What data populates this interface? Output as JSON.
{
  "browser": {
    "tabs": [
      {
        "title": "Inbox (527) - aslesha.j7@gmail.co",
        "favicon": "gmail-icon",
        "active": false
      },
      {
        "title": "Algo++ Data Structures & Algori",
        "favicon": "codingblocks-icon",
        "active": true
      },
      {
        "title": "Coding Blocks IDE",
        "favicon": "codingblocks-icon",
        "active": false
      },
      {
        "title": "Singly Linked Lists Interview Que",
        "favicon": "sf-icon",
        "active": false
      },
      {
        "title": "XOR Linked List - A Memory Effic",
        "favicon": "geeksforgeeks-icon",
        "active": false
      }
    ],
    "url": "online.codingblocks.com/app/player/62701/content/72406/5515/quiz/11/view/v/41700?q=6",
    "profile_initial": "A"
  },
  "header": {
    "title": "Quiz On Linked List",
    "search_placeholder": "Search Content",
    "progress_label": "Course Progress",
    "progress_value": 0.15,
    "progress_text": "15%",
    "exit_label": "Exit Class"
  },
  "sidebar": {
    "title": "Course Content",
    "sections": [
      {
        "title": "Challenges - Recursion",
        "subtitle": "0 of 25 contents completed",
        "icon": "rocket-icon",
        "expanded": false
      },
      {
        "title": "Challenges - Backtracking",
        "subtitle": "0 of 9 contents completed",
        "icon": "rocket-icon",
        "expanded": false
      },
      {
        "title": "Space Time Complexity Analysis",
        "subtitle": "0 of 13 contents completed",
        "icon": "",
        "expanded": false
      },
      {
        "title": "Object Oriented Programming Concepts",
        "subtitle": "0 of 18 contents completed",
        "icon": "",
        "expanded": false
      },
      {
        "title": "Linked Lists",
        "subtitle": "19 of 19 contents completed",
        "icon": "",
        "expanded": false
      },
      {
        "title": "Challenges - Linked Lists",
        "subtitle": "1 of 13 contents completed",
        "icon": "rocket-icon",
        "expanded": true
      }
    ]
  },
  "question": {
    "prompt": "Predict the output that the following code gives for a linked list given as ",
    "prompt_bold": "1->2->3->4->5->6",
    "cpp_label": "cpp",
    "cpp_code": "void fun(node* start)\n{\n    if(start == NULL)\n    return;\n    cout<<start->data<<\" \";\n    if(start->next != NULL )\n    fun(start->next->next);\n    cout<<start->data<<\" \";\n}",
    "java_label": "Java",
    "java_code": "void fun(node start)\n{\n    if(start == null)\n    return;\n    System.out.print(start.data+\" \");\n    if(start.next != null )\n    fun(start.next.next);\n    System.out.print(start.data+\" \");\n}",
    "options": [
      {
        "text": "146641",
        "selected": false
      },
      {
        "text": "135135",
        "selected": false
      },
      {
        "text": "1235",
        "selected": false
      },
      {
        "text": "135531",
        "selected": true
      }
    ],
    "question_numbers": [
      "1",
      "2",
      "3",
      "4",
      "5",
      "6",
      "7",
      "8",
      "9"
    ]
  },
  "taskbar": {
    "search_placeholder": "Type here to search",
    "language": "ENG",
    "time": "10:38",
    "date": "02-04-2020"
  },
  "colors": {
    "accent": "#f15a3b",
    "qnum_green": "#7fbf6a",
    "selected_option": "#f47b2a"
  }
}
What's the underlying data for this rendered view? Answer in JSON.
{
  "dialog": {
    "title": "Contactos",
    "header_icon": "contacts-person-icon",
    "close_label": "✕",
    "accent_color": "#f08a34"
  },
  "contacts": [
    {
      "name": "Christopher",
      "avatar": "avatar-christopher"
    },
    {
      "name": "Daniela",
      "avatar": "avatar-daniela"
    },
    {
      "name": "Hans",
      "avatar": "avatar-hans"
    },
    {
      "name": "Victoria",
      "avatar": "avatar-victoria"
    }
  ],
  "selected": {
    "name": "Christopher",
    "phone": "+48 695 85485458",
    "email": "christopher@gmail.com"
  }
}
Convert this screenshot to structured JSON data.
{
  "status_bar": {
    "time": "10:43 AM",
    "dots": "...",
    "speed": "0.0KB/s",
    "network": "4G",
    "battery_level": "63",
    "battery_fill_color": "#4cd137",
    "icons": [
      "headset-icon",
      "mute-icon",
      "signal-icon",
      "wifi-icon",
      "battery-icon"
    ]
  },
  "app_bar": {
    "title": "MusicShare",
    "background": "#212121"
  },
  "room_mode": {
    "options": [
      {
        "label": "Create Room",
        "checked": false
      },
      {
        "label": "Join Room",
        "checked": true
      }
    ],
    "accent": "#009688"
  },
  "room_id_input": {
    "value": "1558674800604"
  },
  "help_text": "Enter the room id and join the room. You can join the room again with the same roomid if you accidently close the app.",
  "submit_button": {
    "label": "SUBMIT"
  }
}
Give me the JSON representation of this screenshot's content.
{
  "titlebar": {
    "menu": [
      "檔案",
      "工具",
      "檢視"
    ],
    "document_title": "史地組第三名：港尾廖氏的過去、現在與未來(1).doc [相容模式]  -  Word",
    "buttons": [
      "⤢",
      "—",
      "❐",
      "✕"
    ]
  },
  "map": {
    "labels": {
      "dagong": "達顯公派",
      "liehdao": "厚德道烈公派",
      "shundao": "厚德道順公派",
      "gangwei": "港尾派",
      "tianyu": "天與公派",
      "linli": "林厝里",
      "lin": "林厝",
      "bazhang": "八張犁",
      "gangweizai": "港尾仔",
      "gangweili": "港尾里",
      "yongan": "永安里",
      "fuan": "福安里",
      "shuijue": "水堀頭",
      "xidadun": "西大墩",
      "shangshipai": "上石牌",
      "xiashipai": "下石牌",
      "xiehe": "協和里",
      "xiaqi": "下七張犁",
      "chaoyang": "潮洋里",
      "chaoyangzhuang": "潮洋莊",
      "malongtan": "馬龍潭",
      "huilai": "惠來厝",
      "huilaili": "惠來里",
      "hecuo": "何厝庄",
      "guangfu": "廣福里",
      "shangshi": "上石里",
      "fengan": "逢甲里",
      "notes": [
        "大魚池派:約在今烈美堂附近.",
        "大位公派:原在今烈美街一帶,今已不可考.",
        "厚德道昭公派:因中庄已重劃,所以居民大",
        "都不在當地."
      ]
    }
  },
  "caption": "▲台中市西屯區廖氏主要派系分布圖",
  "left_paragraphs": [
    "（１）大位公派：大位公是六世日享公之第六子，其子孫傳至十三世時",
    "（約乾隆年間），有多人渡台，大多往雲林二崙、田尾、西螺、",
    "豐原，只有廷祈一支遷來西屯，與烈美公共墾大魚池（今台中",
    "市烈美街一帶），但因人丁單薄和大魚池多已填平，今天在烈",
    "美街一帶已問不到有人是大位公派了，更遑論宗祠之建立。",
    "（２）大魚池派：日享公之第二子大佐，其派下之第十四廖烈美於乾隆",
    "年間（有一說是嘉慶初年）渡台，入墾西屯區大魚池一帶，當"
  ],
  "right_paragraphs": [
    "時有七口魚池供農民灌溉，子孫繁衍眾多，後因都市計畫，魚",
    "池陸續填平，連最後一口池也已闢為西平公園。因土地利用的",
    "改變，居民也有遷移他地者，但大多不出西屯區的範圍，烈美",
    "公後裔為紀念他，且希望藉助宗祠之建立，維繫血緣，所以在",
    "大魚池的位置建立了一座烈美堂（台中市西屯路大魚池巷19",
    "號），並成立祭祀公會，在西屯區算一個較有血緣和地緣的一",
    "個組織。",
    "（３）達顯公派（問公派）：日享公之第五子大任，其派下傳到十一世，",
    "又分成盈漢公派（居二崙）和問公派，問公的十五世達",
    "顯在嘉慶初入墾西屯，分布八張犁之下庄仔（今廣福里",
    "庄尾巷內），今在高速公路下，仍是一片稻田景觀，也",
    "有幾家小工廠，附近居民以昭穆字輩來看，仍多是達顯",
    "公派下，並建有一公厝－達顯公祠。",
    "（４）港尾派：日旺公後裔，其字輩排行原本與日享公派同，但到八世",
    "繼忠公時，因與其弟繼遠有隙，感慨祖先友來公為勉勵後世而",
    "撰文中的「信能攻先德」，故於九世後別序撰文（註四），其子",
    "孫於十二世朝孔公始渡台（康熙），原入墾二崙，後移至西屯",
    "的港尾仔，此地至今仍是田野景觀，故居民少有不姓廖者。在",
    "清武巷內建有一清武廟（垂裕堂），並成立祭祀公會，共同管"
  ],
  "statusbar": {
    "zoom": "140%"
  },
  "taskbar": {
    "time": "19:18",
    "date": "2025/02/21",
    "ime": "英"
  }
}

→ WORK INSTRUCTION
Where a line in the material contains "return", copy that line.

→ WRITTEN RESPONSE
    "cpp_code": "void fun(node* start)\n{\n    if(start == NULL)\n    return;\n    cout<<start->data<<\" \";\n    if(start->next != NULL )\n    fun(start->next->next);\n    cout<<start->data<<\" \";\n}",
    "java_code": "void fun(node start)\n{\n    if(start == null)\n    return;\n    System.out.print(start.data+\" \");\n    if(start.next != null )\n    fun(start.next.next);\n    System.out.print(start.data+\" \");\n}",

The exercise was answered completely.